16Force Generation Testing Allows to identify residual power in a suspected paretic muscle.
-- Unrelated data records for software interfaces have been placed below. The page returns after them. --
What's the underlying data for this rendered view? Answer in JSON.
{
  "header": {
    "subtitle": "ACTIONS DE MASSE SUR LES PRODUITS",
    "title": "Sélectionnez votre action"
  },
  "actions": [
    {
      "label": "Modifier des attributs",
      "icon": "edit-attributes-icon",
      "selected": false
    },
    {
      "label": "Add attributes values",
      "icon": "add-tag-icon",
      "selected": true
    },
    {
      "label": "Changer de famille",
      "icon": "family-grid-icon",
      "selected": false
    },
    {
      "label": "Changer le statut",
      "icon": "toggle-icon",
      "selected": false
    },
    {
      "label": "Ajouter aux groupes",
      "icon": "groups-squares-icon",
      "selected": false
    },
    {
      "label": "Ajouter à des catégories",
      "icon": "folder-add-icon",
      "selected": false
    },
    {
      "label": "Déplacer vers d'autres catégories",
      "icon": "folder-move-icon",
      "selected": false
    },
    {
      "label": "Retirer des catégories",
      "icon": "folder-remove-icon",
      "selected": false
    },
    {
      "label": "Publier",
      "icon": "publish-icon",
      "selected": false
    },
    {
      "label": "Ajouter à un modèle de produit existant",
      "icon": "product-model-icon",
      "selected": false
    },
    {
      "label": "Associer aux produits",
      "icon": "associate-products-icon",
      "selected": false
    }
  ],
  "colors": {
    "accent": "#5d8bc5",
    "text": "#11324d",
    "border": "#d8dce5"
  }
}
Usually done to direct management6th N palsyRecess – resect or muscle transposition
17Pointers to primary orbital disease Restrictive muscle hypofunctionProptosisSigns of orbital inflammationSigns of anterior segment, lid and adnexal hyperemia or inflammation
18Neurological diseaseLook for supranuclear, nuclear and infranuclear patternsLook for sensory ( visual ) abnormalitiesLook for nystagmusLook for vestibular – auditory symptomsLook for other cranial nerve involvementLook for long tract signs
19CNS and orbital imaging Done for obvious neurological patternsOrbital inflammatory disease, proptosisOccasionally may avoid or delayPupil sparing 3rd in a diabetic6th Nerve in a hypertensive, image if no spontaneous recovery in a few weeks
20ImagingCTMRIFat suppressionStir sequencesMRA vs CT angio
21Ancillary tests Tests for myasthenia Tests of thyroid function X- ray chestBloods
22Aniseikonia Occurs when image size disparity exceeds 5% Previously seen in monocular aphakiaMay occur following keratorefractive surgery
23Convergence insufficiency Classically for nearCould be primary or secondary
24Others Suppression scotomas Decompensated squints with Anomalous Retinal CorrespondenceParadoxical diplopia